from the Do-not-pass-go,-do-not-collect-$200 dept
For all of the talk about being #1, America’s broadband networks are routinely mediocre. The U.S. consistently ranks among the middle of the pack in speeds and overall availability, while Americans continue to pay some of the highest prices in the developed world for both fixed and mobile broadband. The reasons aren’t mysterious: we’ve let a bunch of telecom giants monopolize the sector, dictate most US telecom policy in exchange for campaign contributions, and literally write state and federal law with a relentless focus on hamstringing competition.
We then stand around with a dumb look on our collective faces, wondering what went wrong. Rinse, wash, repeat.
While this has been true for 30 years or so, the pandemic has finally started shining a brighter light on the problem. After all, an estimated 42 million Americans can’t get access to any broadband whatsoever despite endless billions in subsidies and mammoth industry tax breaks. Millions more can’t afford service thanks to monopolization and a lack of competition. A new report by the Open Technology Institute revealed last week once again that Americans pay some of the highest prices for broadband in the developed world:
“We find substantial evidence of an affordability crisis in the United States. Based on our dataset, the most affordable average monthly prices are in Asian and European cities. Just three U.S. cities rank in the top half of cities when sorted by average monthly costs. The most affordable U.S. city?Ammon, Idaho?ranks seventh. The overwhelming majority of the U.S. cities in our dataset rank in the bottom half for average monthly costs.”
Why Ammon, Idaho? It’s a community owned and operated open access fiber network that encourages, you guessed it, actual competition. Data repeatedly shows such networks offer faster, better, and cheaper service — in part because they’re more accountable to the local community being locals themselves, but also because they can spur incumbent providers to improve service and lower costs. It’s something the OTI study noted quite clearly:
And yet, there’s an entire telecom-sector backed cottage industry of folks who attempt to malign community broadband and public/private partnerships. Time and time again, such networks are demonized (incorrectly) as inevitable boondoggles and not simply an organic response to market failure. Why? Because such networks challenge the status quo enjoyed by AT&T, Verizon, and Comcast, which all but own a bipartisan laundry list of state and federal lawmakers and a chorus of “experts” happy and willing to try and argue that US broadband is both competitive and hugely innovative.

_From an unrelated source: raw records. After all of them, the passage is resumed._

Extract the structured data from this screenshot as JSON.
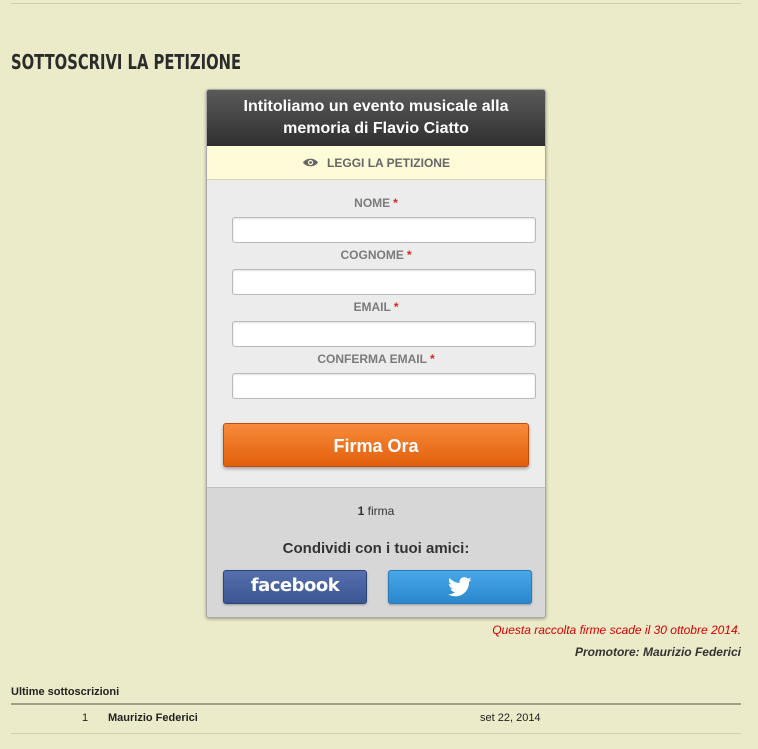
{
  "section_title": "SOTTOSCRIVI LA PETIZIONE",
  "petition": {
    "title_line1": "Intitoliamo un evento musicale alla",
    "title_line2": "memoria di Flavio Ciatto",
    "read_label": "LEGGI LA PETIZIONE"
  },
  "form": {
    "required_mark": "*",
    "fields": [
      {
        "label": "NOME",
        "value": ""
      },
      {
        "label": "COGNOME",
        "value": ""
      },
      {
        "label": "EMAIL",
        "value": ""
      },
      {
        "label": "CONFERMA EMAIL",
        "value": ""
      }
    ],
    "submit_label": "Firma Ora"
  },
  "signatures": {
    "count": "1",
    "unit": "firma"
  },
  "share": {
    "label": "Condividi con i tuoi amici:",
    "facebook_label": "facebook",
    "twitter_icon": "twitter-bird-icon"
  },
  "expiry_text": "Questa raccolta firme scade il 30 ottobre 2014.",
  "promoter_text": "Promotore: Maurizio Federici",
  "latest": {
    "title": "Ultime sottoscrizioni",
    "rows": [
      {
        "num": "1",
        "name": "Maurizio Federici",
        "date": "set 22, 2014"
      }
    ]
  },
  "colors": {
    "background": "#ecebc9",
    "submit": "#e86d1c",
    "facebook": "#3b5593",
    "twitter": "#2a88cc",
    "required": "#d4291f",
    "expiry": "#d60000"
  }
}
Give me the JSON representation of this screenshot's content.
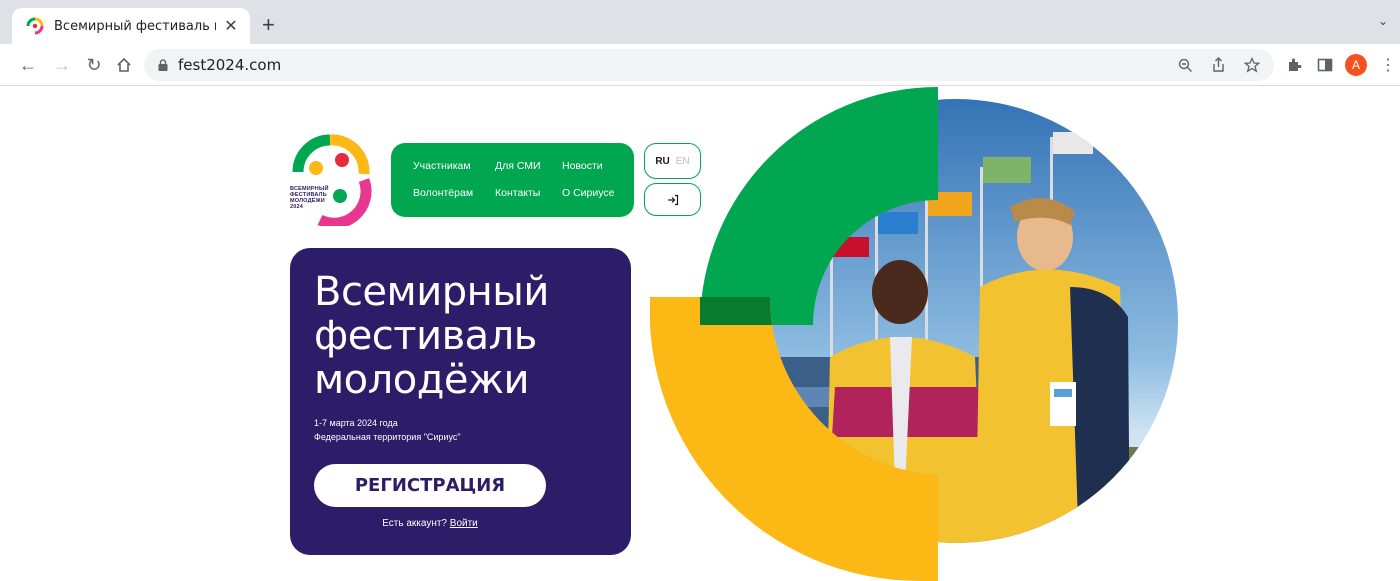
{
  "browser": {
    "tab_title": "Всемирный фестиваль молод",
    "tab_close": "✕",
    "new_tab": "+",
    "tab_menu": "⌄",
    "url": "fest2024.com",
    "avatar_letter": "A"
  },
  "logo": {
    "lines": [
      "ВСЕМИРНЫЙ",
      "ФЕСТИВАЛЬ",
      "МОЛОДЁЖИ",
      "2024"
    ]
  },
  "nav": {
    "participants": "Участникам",
    "media": "Для СМИ",
    "news": "Новости",
    "volunteers": "Волонтёрам",
    "contacts": "Контакты",
    "about": "О Сириусе"
  },
  "lang": {
    "ru": "RU",
    "en": "EN"
  },
  "hero": {
    "title_lines": [
      "Всемирный",
      "фестиваль",
      "молодёжи"
    ],
    "date": "1-7 марта 2024 года",
    "place": "Федеральная территория \"Сириус\"",
    "register": "РЕГИСТРАЦИЯ",
    "has_account": "Есть аккаунт?",
    "login": "Войти"
  },
  "colors": {
    "green": "#00a650",
    "purple": "#2d1c68",
    "yellow": "#fcb814",
    "pink": "#e8378f",
    "red": "#e42c3b"
  }
}
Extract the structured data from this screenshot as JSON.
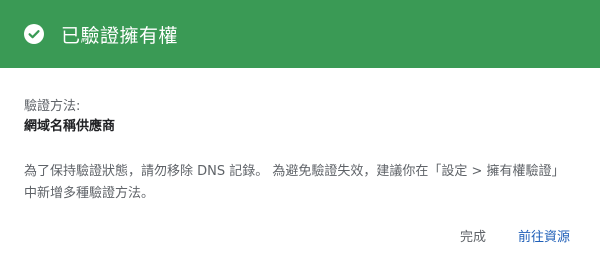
{
  "header": {
    "icon": "check-circle-icon",
    "title": "已驗證擁有權",
    "background_color": "#3a9a55"
  },
  "verification": {
    "method_label": "驗證方法:",
    "method_value": "網域名稱供應商"
  },
  "notice": {
    "text": "為了保持驗證狀態，請勿移除 DNS 記錄。 為避免驗證失效，建議你在「設定 > 擁有權驗證」中新增多種驗證方法。"
  },
  "actions": {
    "done_label": "完成",
    "go_label": "前往資源"
  }
}
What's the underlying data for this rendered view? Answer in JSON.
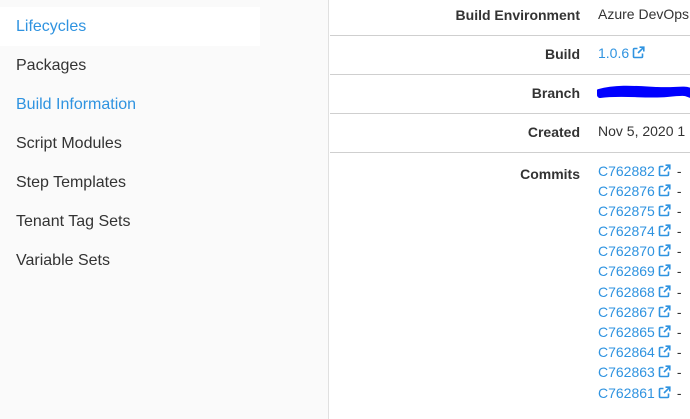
{
  "sidebar": {
    "items": [
      {
        "label": "Lifecycles"
      },
      {
        "label": "Packages"
      },
      {
        "label": "Build Information"
      },
      {
        "label": "Script Modules"
      },
      {
        "label": "Step Templates"
      },
      {
        "label": "Tenant Tag Sets"
      },
      {
        "label": "Variable Sets"
      }
    ]
  },
  "details": {
    "build_environment": {
      "label": "Build Environment",
      "value": "Azure DevOps"
    },
    "build": {
      "label": "Build",
      "value": "1.0.6"
    },
    "branch": {
      "label": "Branch"
    },
    "created": {
      "label": "Created",
      "value": "Nov 5, 2020 1"
    },
    "commits": {
      "label": "Commits",
      "dash": "-",
      "items": [
        "C762882",
        "C762876",
        "C762875",
        "C762874",
        "C762870",
        "C762869",
        "C762868",
        "C762867",
        "C762865",
        "C762864",
        "C762863",
        "C762861"
      ]
    }
  },
  "colors": {
    "accent": "#2f93e0",
    "redaction": "#0000ff"
  },
  "icons": {
    "external_link": "external-link-icon"
  }
}
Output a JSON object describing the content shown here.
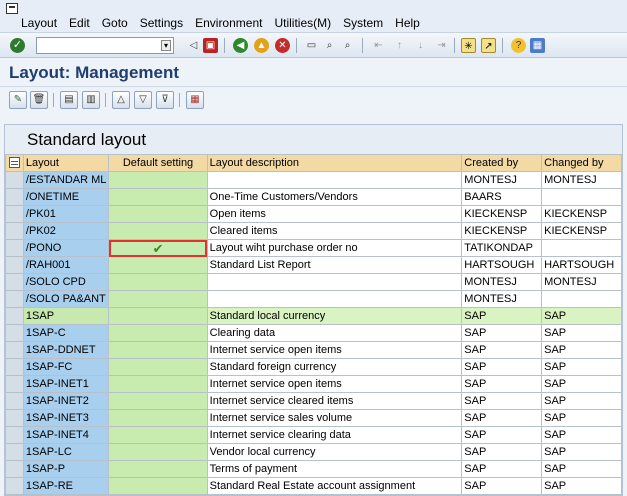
{
  "menu": {
    "items": [
      "Layout",
      "Edit",
      "Goto",
      "Settings",
      "Environment",
      "Utilities(M)",
      "System",
      "Help"
    ]
  },
  "toolbar": {
    "command_value": "",
    "icons": [
      "enter-icon",
      "back-icon",
      "save-icon",
      "green-back-icon",
      "exit-icon",
      "cancel-icon",
      "print-icon",
      "find-icon",
      "find-next-icon",
      "first-page-icon",
      "previous-page-icon",
      "next-page-icon",
      "last-page-icon",
      "create-session-icon",
      "shortcut-icon",
      "help-icon",
      "customize-layout-icon"
    ]
  },
  "page": {
    "title": "Layout: Management"
  },
  "app_toolbar": {
    "icons": [
      "select-layout-icon",
      "delete-icon",
      "export-icon",
      "import-icon",
      "sort-ascending-icon",
      "filter-icon",
      "set-filter-icon",
      "grid-settings-icon"
    ]
  },
  "panel": {
    "title": "Standard layout"
  },
  "table": {
    "headers": [
      "Layout",
      "Default setting",
      "Layout description",
      "Created by",
      "Changed by"
    ],
    "selected_default_row": 4,
    "highlighted_row": 8,
    "rows": [
      [
        "/ESTANDAR ML",
        "",
        "",
        "MONTESJ",
        "MONTESJ"
      ],
      [
        "/ONETIME",
        "",
        "One-Time Customers/Vendors",
        "BAARS",
        ""
      ],
      [
        "/PK01",
        "",
        "Open items",
        "KIECKENSP",
        "KIECKENSP"
      ],
      [
        "/PK02",
        "",
        "Cleared items",
        "KIECKENSP",
        "KIECKENSP"
      ],
      [
        "/PONO",
        "✔",
        "Layout wiht purchase order no",
        "TATIKONDAP",
        ""
      ],
      [
        "/RAH001",
        "",
        "Standard List Report",
        "HARTSOUGH",
        "HARTSOUGH"
      ],
      [
        "/SOLO CPD",
        "",
        "",
        "MONTESJ",
        "MONTESJ"
      ],
      [
        "/SOLO PA&ANT",
        "",
        "",
        "MONTESJ",
        ""
      ],
      [
        "1SAP",
        "",
        "Standard local currency",
        "SAP",
        "SAP"
      ],
      [
        "1SAP-C",
        "",
        "Clearing data",
        "SAP",
        "SAP"
      ],
      [
        "1SAP-DDNET",
        "",
        "Internet service open items",
        "SAP",
        "SAP"
      ],
      [
        "1SAP-FC",
        "",
        "Standard foreign currency",
        "SAP",
        "SAP"
      ],
      [
        "1SAP-INET1",
        "",
        "Internet service open items",
        "SAP",
        "SAP"
      ],
      [
        "1SAP-INET2",
        "",
        "Internet service cleared items",
        "SAP",
        "SAP"
      ],
      [
        "1SAP-INET3",
        "",
        "Internet service sales volume",
        "SAP",
        "SAP"
      ],
      [
        "1SAP-INET4",
        "",
        "Internet service clearing data",
        "SAP",
        "SAP"
      ],
      [
        "1SAP-LC",
        "",
        "Vendor local currency",
        "SAP",
        "SAP"
      ],
      [
        "1SAP-P",
        "",
        "Terms of payment",
        "SAP",
        "SAP"
      ],
      [
        "1SAP-RE",
        "",
        "Standard Real Estate account assignment",
        "SAP",
        "SAP"
      ]
    ]
  }
}
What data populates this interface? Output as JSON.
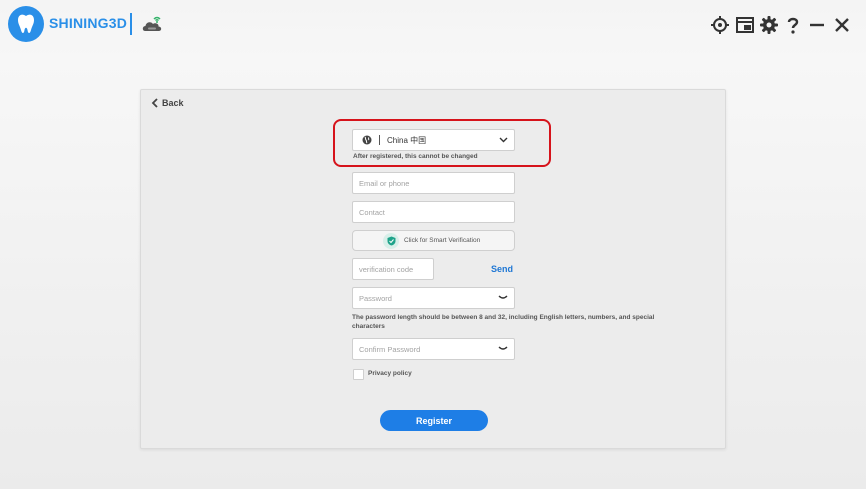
{
  "app": {
    "brand": "SHINING3D",
    "accent": "#2a8fe8"
  },
  "titlebar_icons": [
    "target-icon",
    "screenshot-icon",
    "gear-icon",
    "help-icon",
    "minimize-icon",
    "close-icon"
  ],
  "form": {
    "back_label": "Back",
    "country": {
      "value": "China 中国",
      "hint": "After registered, this cannot be changed"
    },
    "email": {
      "placeholder": "Email or phone",
      "value": ""
    },
    "contact": {
      "placeholder": "Contact",
      "value": ""
    },
    "smart_verification": "Click for Smart Verification",
    "verification_code": {
      "placeholder": "verification code",
      "value": ""
    },
    "send_label": "Send",
    "password": {
      "placeholder": "Password",
      "value": ""
    },
    "password_hint": "The password length should be between 8 and 32, including English letters, numbers, and special characters",
    "confirm_password": {
      "placeholder": "Confirm Password",
      "value": ""
    },
    "privacy_label": "Privacy policy",
    "privacy_checked": false,
    "register_label": "Register"
  },
  "colors": {
    "highlight": "#d6131b",
    "button": "#1e7ee6",
    "link": "#1f77d4"
  }
}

But the data doesn’t budge. US broadband simply isn’t competitive, particularly at faster speeds of 100 Mbps or greater:
?When you factor in price at [100 Mbps] speed,? FCC Commissioner Jessica Rosenworcel has written, ?the United States is not even close to leading the world.” Our findings support this statement. At the 100 Mbps minimum download speed tier, the United States has the most expensive average monthly price, followed by Asia and Europe. Eight of the 10 most expensive cities in this speed tier are in the United States.”
That didn’t happen by accident. And none of this should be surprising to anyone.
US phone companies have given up on upgrading their aging DSL networks because it’s simply not profitable quickly enough for Wall Street’s liking. As a result, cable giants like Comcast and Charter Spectrum have secured a monopoly over faster broadband speeds across huge swaths of the nation, driving up costs and ensuring some of the worst customer service in any industry in America. Contrary to industry’s claims, wireless is not some panacea for this problem for reasons we’ve well explored. And while low orbit satellite might help a little, that too isn’t going to be a miracle cure.
Study, after study, after study make it clear: US broadband is patchy, expensive, and slower than a long list of countries due to limited competition and state and federal corruption. We know this, the data repeatedly shows it, and yet year after year we simply double down on the same mistakes for what, by now, should be a fairly obvious reason: it’s what wealthy US telecom monopolists want.